The Congo floor maggot (Auchmeromyia senegalensis) is a species of blow-fly that is native to sub Saharan Africa and the Cape Verde Islands. A. sengalensis is an atypical myiasis species which does not live on or in the host, but sucks the blood of burrow-dwelling wild pigs, warthogs, aardvark, hyena and occasionally sleeping humans (sanguinivorous myiasis).
Chrysomya bezziana, also known as the Old World screwworm fly or screwworm, is an obligate parasite of mammals. Obligate parasitic flies require a host to complete their development. Named to honor the Italian entomologist Mario Bezzi, this fly is widely distributed in Asia, tropical Africa, India, and Papua New Guinea.
Gasterophilus intestinalis (DeGeer) is the more common horse bot fly which is an internal parasite of the gastrointestinal tract. Gasterophilus nasalis (Linnaeus), the nose bot fly, and G. haemorrhoidalis (Linnaeus), the throat bot fly, are also distributed throughout North America.
Myiasis of the human eye or ophthalmomyiasis can be caused by Hypoderma tarandi, a parasitic botfly of caribou. It is known to lead to uveitis, glaucoma, and retinal detachment. Human ophthalmomyiasis, both external and internal, has been caused by the larvae of the botfly.

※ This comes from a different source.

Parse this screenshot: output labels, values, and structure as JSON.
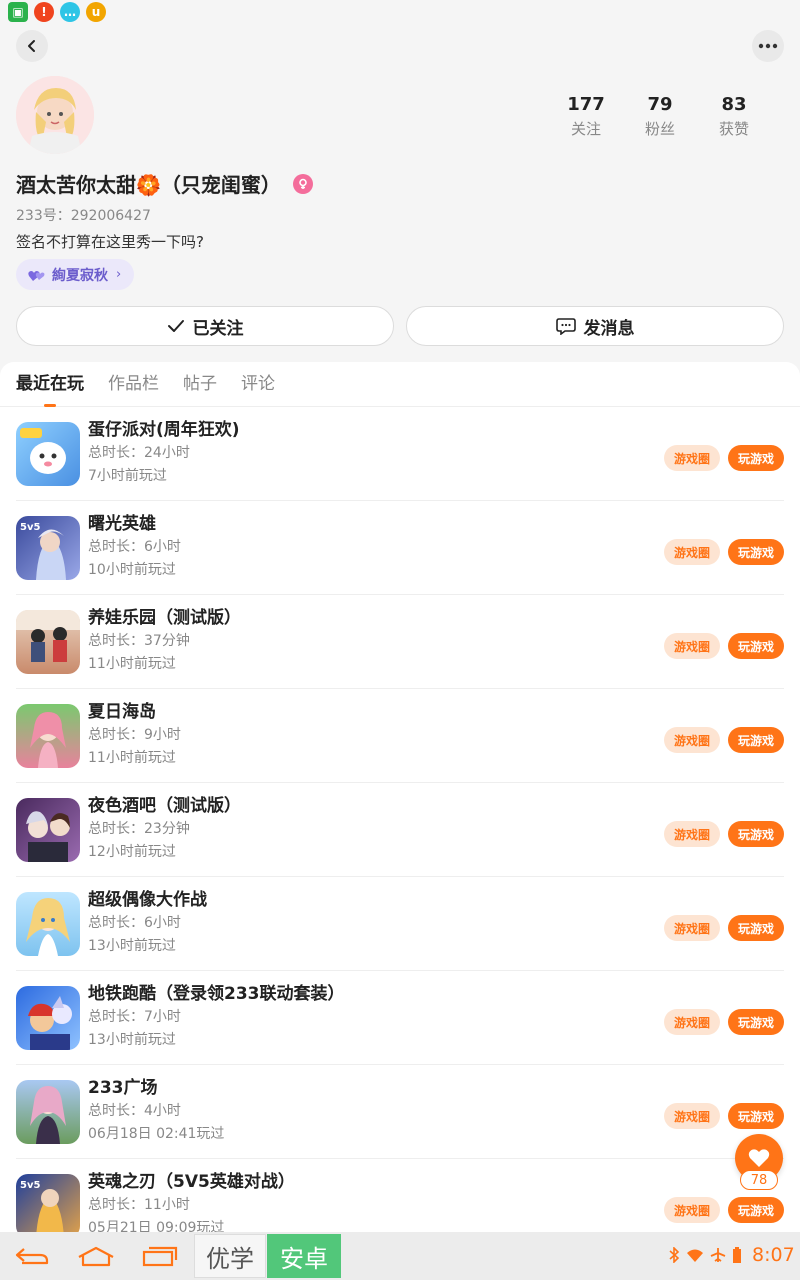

Oestrus ovis, the sheep bot fly, is a widespread species of fly of the genus Oestrus. It is known for its parasitic predation and damage to sheep, deer, goats and sometimes cattle. There have also been many records of horse, dog and human infestation. In some areas of the world it is a significant pest which affects the agricultural economy.